The old Jewish cemetery, situated between Kmochova and Sluneční Streets, contains over two and a half thousand tombstones on an area of approximately 1 hectare.
Burials were held here until 1887. After the Old Jewish Cemetery in Prague, the Kolin Old Jewish Cemetery is the second most important one in Bohemia.
The origins of the old Jewish cemetery date back to the middle of the 15th century. It served its purpose until 1887, when a new Jewish cemetery was established in Kolín-Zálabí. A fence wall with a pseudo-Baroque gate from the early 20th century outlines the irregular plot of approximately one hectare, on which more than two and a half thousand tombstones from the 15th-19th centuries are scattered. The oldest preserved ones date back to 1492, however, much more striking are the late Renaissance and early Baroque tombstones from the 17th century.
Approximately in the middle, the rising ground level defines the graves of the most important members of the local Jewish community from the 16th-19th centuries. At the north-western foot of the hill you can find probably the most famous tombstone, marking the final resting place of Bezalel, the son of the Prague rabbi Yehuda Löw. One of the most popular Kolín legends is connected to his death in 1599.
The western part of the cemetery, adjacent to Sluneční Street, contains mostly newer tombstones from the 19th century. Especially one of them, the monumental tombstone of the manufacturer Josef Weissberger from 1872 deserves your attention.
Access to the Old or the New Jewish Cemetery can be arranged with the Kolín Town Information Centre or the Tourist Information Centre (IC), visitors can borrow keys if they provide a refundable deposit of CZK 100, one hour before the IC closing time at the latest.
Free admission.
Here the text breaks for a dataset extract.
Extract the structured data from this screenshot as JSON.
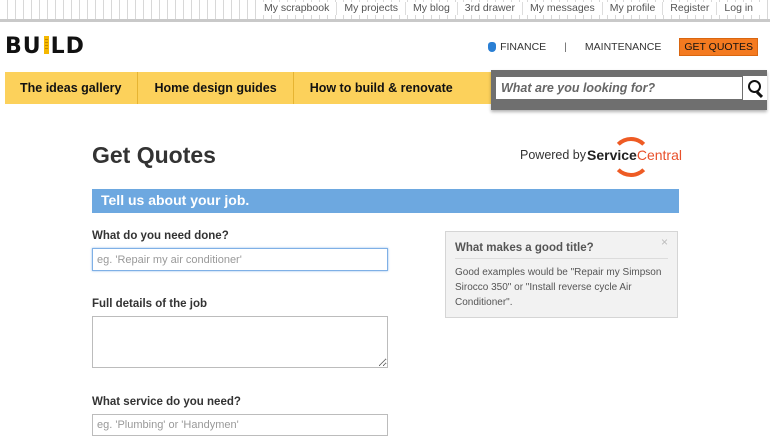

For more information, visit the Jerusalem upon Labe website.